The economic shocks caused by the COVID-19 pandemic have had a tremendous impact on non-formal schools throughout Kenya. According to a survey conducted by the Center for Global Development of four informal settlements in Nairobi, more than 96% of households reported a decrease in income due to the pandemic. Consequently, cost became an increased factor for parents when determining which school to send their children to when schools reopened. This led to a shift in demand from private to public schools, leaving many LCPS at risk of closure and many public classrooms at risk of being overcrowded. With less than a decade remaining to achieve SDG4, it has never been more vital to adopt an ‘all hands on deck’ approach that mobilizes both state and non-state actors to work toward the common goal of equitable access to quality education for all in cooperation with national government education agendas.
Speaking about the need for increased financial support across all school settings, Tim Carson, CEO of Premier Credit, said,
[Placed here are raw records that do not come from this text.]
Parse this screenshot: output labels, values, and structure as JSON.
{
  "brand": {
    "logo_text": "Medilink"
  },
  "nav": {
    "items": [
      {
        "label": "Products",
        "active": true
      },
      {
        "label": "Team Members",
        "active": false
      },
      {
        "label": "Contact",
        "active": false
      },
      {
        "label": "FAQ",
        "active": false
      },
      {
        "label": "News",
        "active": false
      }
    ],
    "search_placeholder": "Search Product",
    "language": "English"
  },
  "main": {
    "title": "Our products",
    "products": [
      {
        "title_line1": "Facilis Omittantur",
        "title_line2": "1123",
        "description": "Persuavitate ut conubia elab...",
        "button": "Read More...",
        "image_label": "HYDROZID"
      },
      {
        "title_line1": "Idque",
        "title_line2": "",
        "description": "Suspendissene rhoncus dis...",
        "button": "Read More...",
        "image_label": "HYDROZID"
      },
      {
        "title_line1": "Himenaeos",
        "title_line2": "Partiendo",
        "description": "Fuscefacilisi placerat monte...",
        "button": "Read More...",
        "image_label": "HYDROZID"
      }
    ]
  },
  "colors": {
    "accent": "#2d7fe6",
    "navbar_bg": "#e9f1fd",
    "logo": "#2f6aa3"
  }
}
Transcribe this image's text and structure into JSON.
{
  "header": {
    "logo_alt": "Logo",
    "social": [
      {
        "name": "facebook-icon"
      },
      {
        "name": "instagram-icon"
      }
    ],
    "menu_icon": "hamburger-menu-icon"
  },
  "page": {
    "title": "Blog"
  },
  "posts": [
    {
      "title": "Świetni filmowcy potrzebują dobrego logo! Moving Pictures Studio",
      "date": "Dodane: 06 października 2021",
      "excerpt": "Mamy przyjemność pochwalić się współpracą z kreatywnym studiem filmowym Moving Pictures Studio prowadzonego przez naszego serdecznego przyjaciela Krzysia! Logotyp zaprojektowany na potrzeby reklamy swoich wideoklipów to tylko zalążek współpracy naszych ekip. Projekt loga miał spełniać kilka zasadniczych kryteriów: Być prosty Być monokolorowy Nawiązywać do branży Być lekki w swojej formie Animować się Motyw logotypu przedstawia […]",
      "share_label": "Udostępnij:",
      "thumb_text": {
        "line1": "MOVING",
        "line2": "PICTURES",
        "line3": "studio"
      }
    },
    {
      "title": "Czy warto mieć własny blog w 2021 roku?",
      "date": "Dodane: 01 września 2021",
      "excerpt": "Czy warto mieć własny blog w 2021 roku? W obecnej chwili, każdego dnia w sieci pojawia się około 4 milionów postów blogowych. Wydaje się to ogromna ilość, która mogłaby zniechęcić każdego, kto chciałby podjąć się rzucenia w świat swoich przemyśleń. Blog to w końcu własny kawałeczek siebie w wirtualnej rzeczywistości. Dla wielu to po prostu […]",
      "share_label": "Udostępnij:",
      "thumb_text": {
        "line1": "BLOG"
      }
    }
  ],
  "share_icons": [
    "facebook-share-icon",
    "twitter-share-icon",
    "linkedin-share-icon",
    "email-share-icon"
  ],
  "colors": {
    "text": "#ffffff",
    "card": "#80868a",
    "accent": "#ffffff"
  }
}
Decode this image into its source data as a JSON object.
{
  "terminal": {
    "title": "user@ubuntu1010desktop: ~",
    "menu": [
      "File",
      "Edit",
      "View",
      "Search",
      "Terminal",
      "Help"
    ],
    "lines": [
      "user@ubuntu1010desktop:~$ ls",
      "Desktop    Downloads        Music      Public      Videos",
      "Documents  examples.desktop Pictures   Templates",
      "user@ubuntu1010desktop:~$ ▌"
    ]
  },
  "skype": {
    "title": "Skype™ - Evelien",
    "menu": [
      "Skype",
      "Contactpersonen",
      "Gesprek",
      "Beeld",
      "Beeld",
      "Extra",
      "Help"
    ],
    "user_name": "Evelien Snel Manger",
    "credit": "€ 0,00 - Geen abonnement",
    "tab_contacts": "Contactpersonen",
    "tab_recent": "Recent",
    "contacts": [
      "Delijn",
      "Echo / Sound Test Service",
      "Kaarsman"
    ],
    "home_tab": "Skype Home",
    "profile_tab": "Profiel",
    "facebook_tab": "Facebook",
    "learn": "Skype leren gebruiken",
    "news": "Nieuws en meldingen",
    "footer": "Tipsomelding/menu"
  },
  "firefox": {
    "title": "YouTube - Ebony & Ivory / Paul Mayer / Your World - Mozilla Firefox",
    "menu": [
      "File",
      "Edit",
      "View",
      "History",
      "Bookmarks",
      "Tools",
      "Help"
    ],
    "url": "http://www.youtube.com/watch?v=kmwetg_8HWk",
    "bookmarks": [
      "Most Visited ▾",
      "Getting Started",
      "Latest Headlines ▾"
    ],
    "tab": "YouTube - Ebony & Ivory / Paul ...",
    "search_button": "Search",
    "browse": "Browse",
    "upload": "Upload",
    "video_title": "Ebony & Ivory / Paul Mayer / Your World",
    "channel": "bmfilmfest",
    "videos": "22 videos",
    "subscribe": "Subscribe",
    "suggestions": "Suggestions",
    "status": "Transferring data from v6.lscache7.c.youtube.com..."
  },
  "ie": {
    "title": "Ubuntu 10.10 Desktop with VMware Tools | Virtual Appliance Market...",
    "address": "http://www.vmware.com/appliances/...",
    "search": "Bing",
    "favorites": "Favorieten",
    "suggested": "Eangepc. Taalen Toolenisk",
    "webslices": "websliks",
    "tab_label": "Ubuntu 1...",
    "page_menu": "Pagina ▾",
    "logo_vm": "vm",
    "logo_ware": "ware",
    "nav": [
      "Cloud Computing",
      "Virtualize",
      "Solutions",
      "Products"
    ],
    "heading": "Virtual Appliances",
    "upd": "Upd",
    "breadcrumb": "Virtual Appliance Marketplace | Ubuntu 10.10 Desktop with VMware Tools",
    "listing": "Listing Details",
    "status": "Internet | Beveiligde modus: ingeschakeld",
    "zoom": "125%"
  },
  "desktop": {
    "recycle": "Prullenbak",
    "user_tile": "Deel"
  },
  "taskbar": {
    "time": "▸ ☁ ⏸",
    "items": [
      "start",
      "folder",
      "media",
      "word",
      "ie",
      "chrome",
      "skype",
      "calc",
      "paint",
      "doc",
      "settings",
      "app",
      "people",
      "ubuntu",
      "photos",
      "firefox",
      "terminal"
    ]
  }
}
“Premier Credit is excited to invest in the Ongoza program and extend our school improvement loans to schools and communities that we have previously not reached. As a microfinance institution dedicated to supporting small businesses in Kenya, we see non-formal schools as incredibly vital parts of their communities. These schools are not only educating the children but also providing jobs for teachers, creating demand for uniforms and school materials, and improving the infrastructure of their buildings to provide a safe space for their classes. We hope this program serves as a call to action that inspires other stakeholders to ensure that their support reaches schools in all settings.”
As highlighted by the most recent UNESCO Global Education Monitoring Report, 350 million children worldwide are educated in the non-state sector, a number that is likely to continue increasing organically in response to the demands of local communities. IDP Foundation firmly believes that when fully integrated into a mixed system of education provision, the Affordable Non-State (ANS) sector can be a tremendous tool in improving both access to quality education and learning outcomes. Coordinating these initiatives to align with government priorities on education allows investment to be even more targeted and effective.
The Ongoza program is just one part of what IDPF hopes will be a global shift that helps the ANS sector to become increasingly recognized and supported by governments as well as private finance and allows all actors from across the educational landscape to focus on improving educational outcomes and achieving SDG4.
IDP Foundation will come together with Dignitas and Premier Credit for a virtual roundtable on Thursday, September 29th, to introduce the program and discuss strategies about how to leverage the shifting educational landscape.